Living Conditions Leonbergers will adapt to any environment, but they thrive best in homes with at least a small yard for running around in. They also prefer cool climates. They’ll follow their owners around the house and can sleep in or out of the house. They don’t take well to being home alone; they can and should be taken on family outings as much as possible.

Exercise Requirements This breed doesn’t need a lot of exercise, but they should get enough to stay fit. Daily walks are encouraged, as with most large dogs. Hiking and cart-pulling are excellent activities for dogs of this breed, but the latter should be taught only when the dog is fully grown. Leonbergers enjoy the water and are very good swimmers—try taking them for a swim and having them retrieve toys from the water.

Training Requirements The Leonberger responds best to easy, gentle training. Rewards should be given sparingly; these dogs like petting and praise more than material rewards. They are surprisingly agile for their size and you can make the most of this by training them for rescue and retrieval. Owners with children or other pets should socialize Leonbergers at a young age to prevent behavioral problems.

Life Expectancy Leonbergers can live around 8 to 9 years, a good 4 to 6 years less than the average dog. This is mostly due to medical conditions such as cancer and heart disease.

Grooming Because of their long, thick coat, Leonbergers need weekly grooming and need to be brushed every other day. Baths should be given only when needed, but the teeth and ears should be cleaned regularly. Matting is common behind the legs and ears. Daily brushing is required during seasonal shedding periods.

Famous Examples

CompleteDogsGuide Comment

Breeders Comments: Send us yours comments, advice for owners, potential owners etc.

Owners Comments: Send us any of your comments. Thanks in advance.

More Leonberger Information: Check out our Leonberger Clubs and links to more informative websites dedicated to the breed.

Submit your Leonberger pictures Send us any pics of your Leonberger, let us know there name and age and any other details. We'll add to this page.

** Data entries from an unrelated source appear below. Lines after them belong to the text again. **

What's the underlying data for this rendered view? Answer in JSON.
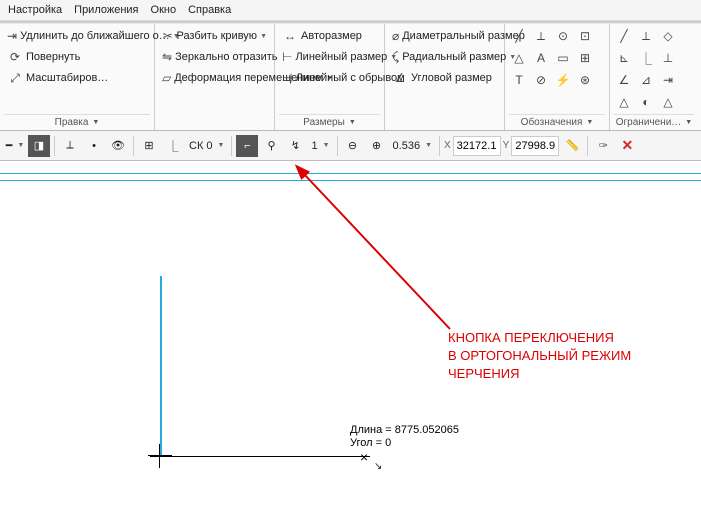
{
  "menu": {
    "items": [
      "Настройка",
      "Приложения",
      "Окно",
      "Справка"
    ]
  },
  "ribbon": {
    "panel_edit": {
      "title": "Правка",
      "items": [
        {
          "label": "Удлинить до ближайшего о…"
        },
        {
          "label": "Повернуть"
        },
        {
          "label": "Масштабиров…"
        }
      ]
    },
    "panel_edit2": {
      "items": [
        {
          "label": "Разбить кривую"
        },
        {
          "label": "Зеркально отразить"
        },
        {
          "label": "Деформация перемещением"
        }
      ]
    },
    "panel_dim": {
      "title": "Размеры",
      "items": [
        {
          "label": "Авторазмер"
        },
        {
          "label": "Линейный размер"
        },
        {
          "label": "Линейный с обрывом"
        }
      ]
    },
    "panel_dim2": {
      "items": [
        {
          "label": "Диаметральный размер"
        },
        {
          "label": "Радиальный размер"
        },
        {
          "label": "Угловой размер"
        }
      ]
    },
    "panel_sym": {
      "title": "Обозначения"
    },
    "panel_con": {
      "title": "Ограничени…"
    }
  },
  "toolbar": {
    "coord_system": "СК 0",
    "step": "1",
    "zoom": "0.536",
    "x_label": "X",
    "x_val": "32172.18",
    "y_label": "Y",
    "y_val": "27998.98"
  },
  "annotation": {
    "line1": "КНОПКА ПЕРЕКЛЮЧЕНИЯ",
    "line2": "В ОРТОГОНАЛЬНЫЙ РЕЖИМ",
    "line3": "ЧЕРЧЕНИЯ"
  },
  "drawing": {
    "length_label": "Длина = 8775.052065",
    "angle_label": "Угол = 0"
  }
}
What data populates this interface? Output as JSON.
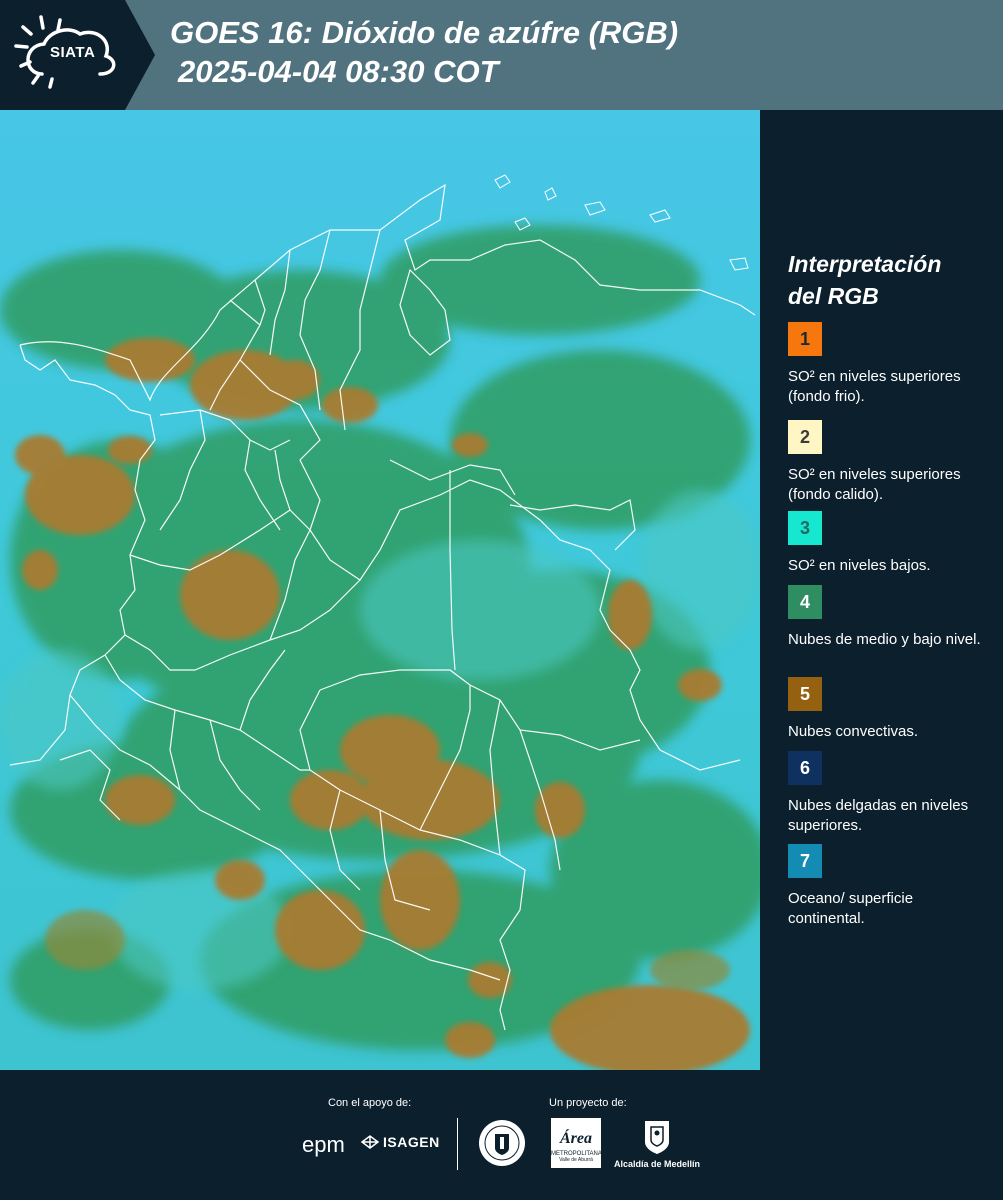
{
  "header": {
    "logo_text": "SIATA",
    "title": "GOES 16: Dióxido de azúfre (RGB)",
    "datetime": "2025-04-04 08:30 COT"
  },
  "legend": {
    "title_line1": "Interpretación",
    "title_line2": "del RGB",
    "items": [
      {
        "number": "1",
        "color": "#f7770f",
        "number_color": "#1c2a33",
        "label": "SO² en niveles superiores (fondo frio)."
      },
      {
        "number": "2",
        "color": "#fff6c4",
        "number_color": "#3b3b3b",
        "label": "SO² en niveles superiores (fondo calido)."
      },
      {
        "number": "3",
        "color": "#16e8cf",
        "number_color": "#1c6a63",
        "label": "SO² en niveles bajos."
      },
      {
        "number": "4",
        "color": "#2e8e62",
        "number_color": "#ffffff",
        "label": "Nubes de medio y bajo nivel."
      },
      {
        "number": "5",
        "color": "#956110",
        "number_color": "#ffffff",
        "label": "Nubes convectivas."
      },
      {
        "number": "6",
        "color": "#0f3160",
        "number_color": "#ffffff",
        "label": "Nubes delgadas en niveles superiores."
      },
      {
        "number": "7",
        "color": "#138bb2",
        "number_color": "#ffffff",
        "label": "Oceano/ superficie continental."
      }
    ]
  },
  "footer": {
    "support_label": "Con el apoyo de:",
    "project_label": "Un proyecto de:",
    "sponsors": {
      "epm": "epm",
      "isagen": "ISAGEN",
      "area_text": "Área",
      "area_sub1": "METROPOLITANA",
      "area_sub2": "Valle de Aburrá",
      "alcaldia": "Alcaldía de Medellín"
    }
  },
  "colors": {
    "header_bg": "#51737f",
    "background": "#0c1f2c",
    "map_ocean": "#36c7dd",
    "map_green": "#2f9a5a",
    "map_convective": "#a87b30"
  }
}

Contact us

Leonberger's Photo
Leonberger
"Ollie" in the garden
Leonberger
"Ollie"
 
 2 Leonbergers
"Alfie" and "Ollie"
Leonberger Szelta
"Szelta"
 
 

Dog Breeds Dog Breeds

Send us pictures of your dog as adult and puppy as well as any breed specific information on your breed of dog to help us build the best dog breed guide on the net!



Dog Psychology

Learn how your dogs mind works, get a better understanding of your dog, communicate better and ultimately build an even better bond in our Dog Psychology section.



Dog Stories

Have a dog story to tell? Please write it and send to us along with pictures if you have any and we'll add to our dog story section. Contact Us.

 

© 2007 Complete Dogs Guide